My childhood growing up in rural, central Indiana in the 1950’s was simple, uncomplicated, and shielded from international tensions, racial injustice, or moral perversity.
There was no ESPN, FOX News, or CNN. And of course, no internet, iPhones, or computers to provide instant access to worldwide information. What I watched on our little back and white TV was limited to three channels. Shows like Father Knows Best, The Donna Reed Show, Leave it to Beaver, The Long Ranger, The Little Rascals, Superman and Mickey Mouse Club were shows that taught fundamental moral lessons. And these standards of right and wrong were basically supported by the News Media, Schools and of course, churches. Continue reading
This story may be apocryphal, but it is said that when Alexander the Great, who created an empire that stretched from his home in Macedonia to India, arrived in Persia in 334BC he ordered his ships burned.
As his few thousand troops were facing a few hundred thousand of the enemy, one of his commanders asked, “How will we get home?” Continue reading

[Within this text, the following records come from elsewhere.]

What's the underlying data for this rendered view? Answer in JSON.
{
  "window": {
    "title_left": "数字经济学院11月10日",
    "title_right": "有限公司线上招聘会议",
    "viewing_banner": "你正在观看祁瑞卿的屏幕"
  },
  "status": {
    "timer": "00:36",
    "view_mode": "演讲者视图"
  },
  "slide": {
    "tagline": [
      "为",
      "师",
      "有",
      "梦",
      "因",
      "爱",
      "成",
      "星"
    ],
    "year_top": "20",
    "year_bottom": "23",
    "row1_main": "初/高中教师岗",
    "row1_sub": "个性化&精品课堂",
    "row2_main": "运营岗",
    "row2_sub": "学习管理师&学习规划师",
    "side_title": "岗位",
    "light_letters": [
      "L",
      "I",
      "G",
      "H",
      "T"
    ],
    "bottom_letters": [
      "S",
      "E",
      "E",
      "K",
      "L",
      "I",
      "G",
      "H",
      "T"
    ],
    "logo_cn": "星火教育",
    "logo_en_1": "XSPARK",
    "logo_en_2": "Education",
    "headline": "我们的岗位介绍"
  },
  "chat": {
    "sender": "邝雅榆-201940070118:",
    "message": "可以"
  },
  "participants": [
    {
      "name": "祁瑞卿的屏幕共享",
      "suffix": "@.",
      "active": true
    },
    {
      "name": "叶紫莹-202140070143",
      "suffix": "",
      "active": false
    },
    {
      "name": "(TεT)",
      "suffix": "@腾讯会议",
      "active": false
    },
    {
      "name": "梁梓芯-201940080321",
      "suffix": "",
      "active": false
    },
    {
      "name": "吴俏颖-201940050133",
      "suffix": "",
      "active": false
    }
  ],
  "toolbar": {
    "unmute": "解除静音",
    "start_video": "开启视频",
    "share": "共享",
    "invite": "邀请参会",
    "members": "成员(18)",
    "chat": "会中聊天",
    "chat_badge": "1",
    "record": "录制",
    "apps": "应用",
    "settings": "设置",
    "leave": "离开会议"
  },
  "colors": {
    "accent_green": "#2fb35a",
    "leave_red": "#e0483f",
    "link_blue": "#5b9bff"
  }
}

With the beginning of baseball season, this caught my eye on facebook from my friend and preaching colleague, Jim Deason. Jim admits that he was “a passionate Atlanta Braves fan,” but now is just a “casual fan.”
While reading the baseball scores, Jim came across this line regarding the Phillies-Braves game from the night before. “Herrera roped a would-be double to right, but he loafed into second base and was tagged out by Dansby Swanson.” To Jim’s delight, Swanson plays for the Braves, and the loafer, Herrera, the Phillies.
Then, Jim posted this pertinent observation: Continue reading
William Barclay relates a story from Robert Louis Stevenson in The Master of Ballantrae who writes about the master leaving the ancestral home of Durrisdeer for the last time.
There is a sad scene in which he is talking to the faithful family steward. “Ah! M’Kellar,” he said, “Do you think I have never a regret.”
“I do not think,” said M’Kellar, “that you could be so bad a man unless you had all the machinery for being a good one.” Continue reading
On March 16, 1977, President Jimmy Carter visited the home of a Massachusetts family, Kay Thompson and her husband and their eight children. Kay recalls being a “nervous wreck” and trying to ignore the Secret Service men preparing for the President’s arrival.
This visit was a part of Carter’s initiative to connect with American citizens. A home would be picked at random and Carter would come and eat and spend the night. That probably wouldn’t happen today. But what if it did? Continue reading
“Christianity has not been tried and found wanting;” once quipped G.K. Chesterton, “it’s been found difficult and not tried.”
Christianity has been defined by many different people over the years in a variety of ways.
By definition Christianity “is the religion based on the person and teachings of Jesus of Nazareth.” From that perspective, we understand the importance of the gospel accounts–Matthew, Mark, Luke, and John. And we realize why Luke records in the book of Acts that the preachers and apostles went into every city and village preaching that “Jesus is the Christ” (Acts 17:3) Continue reading
Marguerite Provost tells about her 3-year-old granddaughter, Beverly, who was playing with her toys. Beverly’s mother was in the laundry room loading clothes into the washer and noticed that Beverly’s shirt was dirty and needed to be washed.
After calling twice with no response, her mother gave the full three name call: BEVERLY ELIZABETH PROVOST, DID YOU HEAR ME? Continue reading